[[ Extracted data open ]]

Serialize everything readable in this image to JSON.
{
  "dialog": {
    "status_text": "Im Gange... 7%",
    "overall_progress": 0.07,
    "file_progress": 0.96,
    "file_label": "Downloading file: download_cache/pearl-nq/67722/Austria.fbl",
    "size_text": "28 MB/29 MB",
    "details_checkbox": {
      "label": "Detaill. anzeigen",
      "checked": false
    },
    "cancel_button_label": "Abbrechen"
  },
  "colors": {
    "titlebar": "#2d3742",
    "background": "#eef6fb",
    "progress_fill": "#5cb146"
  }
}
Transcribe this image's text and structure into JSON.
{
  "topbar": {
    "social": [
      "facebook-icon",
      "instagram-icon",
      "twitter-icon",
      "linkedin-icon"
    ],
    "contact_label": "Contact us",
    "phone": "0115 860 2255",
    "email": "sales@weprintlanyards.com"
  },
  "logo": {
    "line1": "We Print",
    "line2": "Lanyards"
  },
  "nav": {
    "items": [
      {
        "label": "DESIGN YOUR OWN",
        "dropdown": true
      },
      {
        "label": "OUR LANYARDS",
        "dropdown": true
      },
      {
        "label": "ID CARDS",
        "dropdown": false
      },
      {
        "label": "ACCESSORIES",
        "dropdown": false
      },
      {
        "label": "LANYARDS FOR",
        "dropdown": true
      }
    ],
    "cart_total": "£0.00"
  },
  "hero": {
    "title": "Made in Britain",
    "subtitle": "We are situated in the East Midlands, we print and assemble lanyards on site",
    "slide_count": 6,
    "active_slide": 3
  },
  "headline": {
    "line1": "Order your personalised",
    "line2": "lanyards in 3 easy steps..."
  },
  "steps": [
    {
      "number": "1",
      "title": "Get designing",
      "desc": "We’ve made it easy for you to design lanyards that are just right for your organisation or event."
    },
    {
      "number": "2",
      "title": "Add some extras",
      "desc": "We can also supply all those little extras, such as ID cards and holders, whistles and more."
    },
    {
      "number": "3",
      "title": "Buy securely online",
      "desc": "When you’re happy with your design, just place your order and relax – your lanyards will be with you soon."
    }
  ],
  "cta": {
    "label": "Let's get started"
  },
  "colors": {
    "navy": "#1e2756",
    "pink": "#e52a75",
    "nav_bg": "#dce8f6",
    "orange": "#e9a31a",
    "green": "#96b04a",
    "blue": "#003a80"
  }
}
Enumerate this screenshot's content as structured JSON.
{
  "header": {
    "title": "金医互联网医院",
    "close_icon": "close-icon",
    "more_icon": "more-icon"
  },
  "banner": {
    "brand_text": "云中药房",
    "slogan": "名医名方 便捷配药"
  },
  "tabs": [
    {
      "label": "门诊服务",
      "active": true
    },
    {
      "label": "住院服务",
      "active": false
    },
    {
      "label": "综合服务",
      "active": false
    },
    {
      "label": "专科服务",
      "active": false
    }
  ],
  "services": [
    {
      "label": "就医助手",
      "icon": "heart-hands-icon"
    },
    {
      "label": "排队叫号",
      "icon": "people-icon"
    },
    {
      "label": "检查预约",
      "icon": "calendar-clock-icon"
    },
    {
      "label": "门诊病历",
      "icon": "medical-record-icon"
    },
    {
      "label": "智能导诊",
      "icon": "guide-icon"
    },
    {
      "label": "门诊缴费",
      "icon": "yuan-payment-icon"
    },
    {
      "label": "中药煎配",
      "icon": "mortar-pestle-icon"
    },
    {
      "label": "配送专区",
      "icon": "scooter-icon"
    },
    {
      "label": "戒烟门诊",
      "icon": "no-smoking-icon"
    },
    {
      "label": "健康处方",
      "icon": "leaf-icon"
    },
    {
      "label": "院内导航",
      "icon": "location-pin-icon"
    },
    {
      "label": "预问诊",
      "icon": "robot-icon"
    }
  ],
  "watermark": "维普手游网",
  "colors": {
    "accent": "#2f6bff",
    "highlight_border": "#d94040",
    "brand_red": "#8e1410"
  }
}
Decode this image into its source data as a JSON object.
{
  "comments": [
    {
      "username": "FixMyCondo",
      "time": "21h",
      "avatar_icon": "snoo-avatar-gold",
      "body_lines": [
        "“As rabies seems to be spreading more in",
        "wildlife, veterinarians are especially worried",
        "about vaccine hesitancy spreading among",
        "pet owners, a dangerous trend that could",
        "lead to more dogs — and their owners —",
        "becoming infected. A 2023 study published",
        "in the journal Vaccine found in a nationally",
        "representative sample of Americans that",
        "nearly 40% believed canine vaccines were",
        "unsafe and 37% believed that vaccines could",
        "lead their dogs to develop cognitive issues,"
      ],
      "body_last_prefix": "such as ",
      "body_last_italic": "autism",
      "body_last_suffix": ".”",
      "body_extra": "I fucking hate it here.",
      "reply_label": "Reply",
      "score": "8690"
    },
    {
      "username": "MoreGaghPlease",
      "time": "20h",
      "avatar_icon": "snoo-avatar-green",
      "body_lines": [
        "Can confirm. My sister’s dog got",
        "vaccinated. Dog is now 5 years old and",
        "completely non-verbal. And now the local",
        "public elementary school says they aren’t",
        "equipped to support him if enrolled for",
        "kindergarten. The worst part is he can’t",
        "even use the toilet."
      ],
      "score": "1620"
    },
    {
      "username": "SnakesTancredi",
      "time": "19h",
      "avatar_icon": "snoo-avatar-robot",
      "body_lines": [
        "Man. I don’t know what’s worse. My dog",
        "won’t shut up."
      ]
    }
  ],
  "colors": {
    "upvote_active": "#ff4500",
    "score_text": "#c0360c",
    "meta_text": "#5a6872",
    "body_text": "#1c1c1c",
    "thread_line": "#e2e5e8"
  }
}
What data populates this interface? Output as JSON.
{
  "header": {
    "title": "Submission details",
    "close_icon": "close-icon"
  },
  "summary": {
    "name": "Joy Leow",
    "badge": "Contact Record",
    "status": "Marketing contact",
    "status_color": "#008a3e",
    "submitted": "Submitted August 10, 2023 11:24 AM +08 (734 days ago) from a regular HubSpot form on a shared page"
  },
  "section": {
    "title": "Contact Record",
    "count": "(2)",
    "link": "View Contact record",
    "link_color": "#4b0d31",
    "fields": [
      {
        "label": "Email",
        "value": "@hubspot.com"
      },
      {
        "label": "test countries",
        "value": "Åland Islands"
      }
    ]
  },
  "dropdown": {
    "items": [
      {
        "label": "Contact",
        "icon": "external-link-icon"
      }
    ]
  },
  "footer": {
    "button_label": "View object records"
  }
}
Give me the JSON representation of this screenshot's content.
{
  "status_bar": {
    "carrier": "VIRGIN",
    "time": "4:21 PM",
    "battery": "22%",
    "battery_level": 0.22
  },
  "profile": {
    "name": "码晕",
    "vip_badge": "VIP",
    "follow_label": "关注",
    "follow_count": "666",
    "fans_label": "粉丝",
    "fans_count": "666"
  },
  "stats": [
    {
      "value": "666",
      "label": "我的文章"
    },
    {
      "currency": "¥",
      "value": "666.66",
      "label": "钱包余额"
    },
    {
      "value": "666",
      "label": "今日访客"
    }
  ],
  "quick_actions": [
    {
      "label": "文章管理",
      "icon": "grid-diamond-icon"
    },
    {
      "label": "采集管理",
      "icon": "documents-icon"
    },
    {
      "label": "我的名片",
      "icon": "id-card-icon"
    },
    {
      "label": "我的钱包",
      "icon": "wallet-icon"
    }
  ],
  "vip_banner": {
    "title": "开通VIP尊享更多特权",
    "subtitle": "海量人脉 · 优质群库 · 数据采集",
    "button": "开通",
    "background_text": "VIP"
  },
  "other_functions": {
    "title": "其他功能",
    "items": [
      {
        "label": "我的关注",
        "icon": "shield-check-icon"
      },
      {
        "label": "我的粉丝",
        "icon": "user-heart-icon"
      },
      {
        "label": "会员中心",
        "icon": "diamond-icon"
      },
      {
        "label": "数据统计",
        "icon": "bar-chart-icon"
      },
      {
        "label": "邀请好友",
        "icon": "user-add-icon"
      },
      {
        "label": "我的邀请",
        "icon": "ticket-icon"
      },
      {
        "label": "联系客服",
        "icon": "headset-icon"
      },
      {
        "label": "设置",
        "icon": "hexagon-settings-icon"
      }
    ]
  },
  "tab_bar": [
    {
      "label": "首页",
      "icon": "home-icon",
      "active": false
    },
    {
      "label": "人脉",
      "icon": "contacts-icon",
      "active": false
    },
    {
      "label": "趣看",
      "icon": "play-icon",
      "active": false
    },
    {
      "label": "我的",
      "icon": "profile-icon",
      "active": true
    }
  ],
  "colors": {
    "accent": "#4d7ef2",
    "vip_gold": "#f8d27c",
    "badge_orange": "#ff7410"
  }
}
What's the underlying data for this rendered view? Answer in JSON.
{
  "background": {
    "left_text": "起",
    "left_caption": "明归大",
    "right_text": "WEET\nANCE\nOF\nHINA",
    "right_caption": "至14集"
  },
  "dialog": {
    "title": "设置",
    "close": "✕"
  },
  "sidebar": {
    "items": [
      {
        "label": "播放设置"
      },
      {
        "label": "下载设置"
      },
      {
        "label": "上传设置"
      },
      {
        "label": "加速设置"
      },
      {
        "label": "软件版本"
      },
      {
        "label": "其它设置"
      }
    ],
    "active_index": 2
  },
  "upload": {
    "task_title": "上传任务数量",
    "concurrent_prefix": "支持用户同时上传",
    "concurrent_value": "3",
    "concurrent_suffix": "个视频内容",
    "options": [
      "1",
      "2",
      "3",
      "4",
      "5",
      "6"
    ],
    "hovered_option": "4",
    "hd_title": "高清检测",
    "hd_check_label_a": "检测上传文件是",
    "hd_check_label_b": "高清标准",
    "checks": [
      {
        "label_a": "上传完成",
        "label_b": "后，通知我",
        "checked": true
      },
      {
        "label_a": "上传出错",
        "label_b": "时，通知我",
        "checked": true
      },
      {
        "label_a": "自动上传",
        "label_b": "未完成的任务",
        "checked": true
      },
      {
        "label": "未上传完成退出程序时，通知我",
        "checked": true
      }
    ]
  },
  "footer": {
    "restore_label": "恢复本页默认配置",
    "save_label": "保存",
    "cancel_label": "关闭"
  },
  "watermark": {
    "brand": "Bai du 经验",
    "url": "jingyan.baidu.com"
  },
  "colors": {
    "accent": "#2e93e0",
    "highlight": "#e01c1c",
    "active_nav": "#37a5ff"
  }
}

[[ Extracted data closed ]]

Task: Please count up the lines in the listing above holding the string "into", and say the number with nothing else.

Reply: 2